- **Source data**:
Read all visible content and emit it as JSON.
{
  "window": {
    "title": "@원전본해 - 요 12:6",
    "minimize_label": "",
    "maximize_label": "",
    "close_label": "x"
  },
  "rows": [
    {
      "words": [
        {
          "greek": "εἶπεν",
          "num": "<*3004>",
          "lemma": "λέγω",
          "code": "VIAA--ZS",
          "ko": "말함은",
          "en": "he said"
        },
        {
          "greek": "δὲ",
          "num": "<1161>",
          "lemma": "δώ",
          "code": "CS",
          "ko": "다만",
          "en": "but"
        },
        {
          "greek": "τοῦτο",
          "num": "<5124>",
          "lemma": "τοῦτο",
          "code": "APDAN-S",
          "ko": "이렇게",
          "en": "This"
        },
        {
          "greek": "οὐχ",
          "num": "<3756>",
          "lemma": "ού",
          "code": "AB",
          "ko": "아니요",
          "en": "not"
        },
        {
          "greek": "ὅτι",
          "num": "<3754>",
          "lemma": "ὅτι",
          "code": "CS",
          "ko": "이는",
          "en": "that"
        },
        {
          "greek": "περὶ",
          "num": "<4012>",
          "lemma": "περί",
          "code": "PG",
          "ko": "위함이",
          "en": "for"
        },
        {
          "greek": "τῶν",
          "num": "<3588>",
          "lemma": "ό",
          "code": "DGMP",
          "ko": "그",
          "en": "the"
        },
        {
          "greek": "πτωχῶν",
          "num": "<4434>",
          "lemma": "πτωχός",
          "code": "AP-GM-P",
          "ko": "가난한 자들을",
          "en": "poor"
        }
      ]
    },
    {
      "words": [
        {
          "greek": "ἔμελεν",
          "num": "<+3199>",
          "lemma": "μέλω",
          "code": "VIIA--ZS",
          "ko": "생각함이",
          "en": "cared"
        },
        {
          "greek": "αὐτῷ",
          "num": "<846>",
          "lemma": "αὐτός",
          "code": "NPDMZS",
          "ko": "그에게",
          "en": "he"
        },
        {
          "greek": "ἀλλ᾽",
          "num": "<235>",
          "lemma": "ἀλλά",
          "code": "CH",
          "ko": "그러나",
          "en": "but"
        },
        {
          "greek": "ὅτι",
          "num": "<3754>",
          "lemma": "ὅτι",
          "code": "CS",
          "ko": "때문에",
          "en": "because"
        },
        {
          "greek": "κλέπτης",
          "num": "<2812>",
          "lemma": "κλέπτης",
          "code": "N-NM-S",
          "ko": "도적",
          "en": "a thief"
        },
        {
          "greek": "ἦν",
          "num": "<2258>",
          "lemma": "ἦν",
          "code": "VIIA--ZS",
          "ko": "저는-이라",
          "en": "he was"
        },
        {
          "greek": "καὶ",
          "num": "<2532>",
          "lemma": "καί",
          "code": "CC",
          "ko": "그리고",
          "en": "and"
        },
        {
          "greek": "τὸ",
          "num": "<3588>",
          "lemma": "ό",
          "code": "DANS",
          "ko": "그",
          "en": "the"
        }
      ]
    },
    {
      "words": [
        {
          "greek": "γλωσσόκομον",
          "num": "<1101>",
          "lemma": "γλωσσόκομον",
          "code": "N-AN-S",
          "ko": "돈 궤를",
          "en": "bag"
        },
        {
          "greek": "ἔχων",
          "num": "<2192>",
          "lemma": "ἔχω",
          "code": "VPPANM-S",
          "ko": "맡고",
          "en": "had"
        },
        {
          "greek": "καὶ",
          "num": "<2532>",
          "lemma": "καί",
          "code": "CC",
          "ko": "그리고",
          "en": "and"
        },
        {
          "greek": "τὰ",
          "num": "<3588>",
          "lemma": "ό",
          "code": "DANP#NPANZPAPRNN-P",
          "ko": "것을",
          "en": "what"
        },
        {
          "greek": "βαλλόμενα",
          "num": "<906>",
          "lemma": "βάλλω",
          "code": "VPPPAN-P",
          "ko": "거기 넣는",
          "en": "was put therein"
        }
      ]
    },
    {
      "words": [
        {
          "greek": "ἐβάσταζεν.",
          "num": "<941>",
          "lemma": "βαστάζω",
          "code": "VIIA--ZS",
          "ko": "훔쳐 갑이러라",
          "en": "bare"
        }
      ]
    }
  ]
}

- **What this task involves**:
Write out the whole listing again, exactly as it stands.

- **Completed exercise**:
Read all visible content and emit it as JSON.
{
  "window": {
    "title": "@원전본해 - 요 12:6",
    "minimize_label": "",
    "maximize_label": "",
    "close_label": "x"
  },
  "rows": [
    {
      "words": [
        {
          "greek": "εἶπεν",
          "num": "<*3004>",
          "lemma": "λέγω",
          "code": "VIAA--ZS",
          "ko": "말함은",
          "en": "he said"
        },
        {
          "greek": "δὲ",
          "num": "<1161>",
          "lemma": "δώ",
          "code": "CS",
          "ko": "다만",
          "en": "but"
        },
        {
          "greek": "τοῦτο",
          "num": "<5124>",
          "lemma": "τοῦτο",
          "code": "APDAN-S",
          "ko": "이렇게",
          "en": "This"
        },
        {
          "greek": "οὐχ",
          "num": "<3756>",
          "lemma": "ού",
          "code": "AB",
          "ko": "아니요",
          "en": "not"
        },
        {
          "greek": "ὅτι",
          "num": "<3754>",
          "lemma": "ὅτι",
          "code": "CS",
          "ko": "이는",
          "en": "that"
        },
        {
          "greek": "περὶ",
          "num": "<4012>",
          "lemma": "περί",
          "code": "PG",
          "ko": "위함이",
          "en": "for"
        },
        {
          "greek": "τῶν",
          "num": "<3588>",
          "lemma": "ό",
          "code": "DGMP",
          "ko": "그",
          "en": "the"
        },
        {
          "greek": "πτωχῶν",
          "num": "<4434>",
          "lemma": "πτωχός",
          "code": "AP-GM-P",
          "ko": "가난한 자들을",
          "en": "poor"
        }
      ]
    },
    {
      "words": [
        {
          "greek": "ἔμελεν",
          "num": "<+3199>",
          "lemma": "μέλω",
          "code": "VIIA--ZS",
          "ko": "생각함이",
          "en": "cared"
        },
        {
          "greek": "αὐτῷ",
          "num": "<846>",
          "lemma": "αὐτός",
          "code": "NPDMZS",
          "ko": "그에게",
          "en": "he"
        },
        {
          "greek": "ἀλλ᾽",
          "num": "<235>",
          "lemma": "ἀλλά",
          "code": "CH",
          "ko": "그러나",
          "en": "but"
        },
        {
          "greek": "ὅτι",
          "num": "<3754>",
          "lemma": "ὅτι",
          "code": "CS",
          "ko": "때문에",
          "en": "because"
        },
        {
          "greek": "κλέπτης",
          "num": "<2812>",
          "lemma": "κλέπτης",
          "code": "N-NM-S",
          "ko": "도적",
          "en": "a thief"
        },
        {
          "greek": "ἦν",
          "num": "<2258>",
          "lemma": "ἦν",
          "code": "VIIA--ZS",
          "ko": "저는-이라",
          "en": "he was"
        },
        {
          "greek": "καὶ",
          "num": "<2532>",
          "lemma": "καί",
          "code": "CC",
          "ko": "그리고",
          "en": "and"
        },
        {
          "greek": "τὸ",
          "num": "<3588>",
          "lemma": "ό",
          "code": "DANS",
          "ko": "그",
          "en": "the"
        }
      ]
    },
    {
      "words": [
        {
          "greek": "γλωσσόκομον",
          "num": "<1101>",
          "lemma": "γλωσσόκομον",
          "code": "N-AN-S",
          "ko": "돈 궤를",
          "en": "bag"
        },
        {
          "greek": "ἔχων",
          "num": "<2192>",
          "lemma": "ἔχω",
          "code": "VPPANM-S",
          "ko": "맡고",
          "en": "had"
        },
        {
          "greek": "καὶ",
          "num": "<2532>",
          "lemma": "καί",
          "code": "CC",
          "ko": "그리고",
          "en": "and"
        },
        {
          "greek": "τὰ",
          "num": "<3588>",
          "lemma": "ό",
          "code": "DANP#NPANZPAPRNN-P",
          "ko": "것을",
          "en": "what"
        },
        {
          "greek": "βαλλόμενα",
          "num": "<906>",
          "lemma": "βάλλω",
          "code": "VPPPAN-P",
          "ko": "거기 넣는",
          "en": "was put therein"
        }
      ]
    },
    {
      "words": [
        {
          "greek": "ἐβάσταζεν.",
          "num": "<941>",
          "lemma": "βαστάζω",
          "code": "VIIA--ZS",
          "ko": "훔쳐 갑이러라",
          "en": "bare"
        }
      ]
    }
  ]
}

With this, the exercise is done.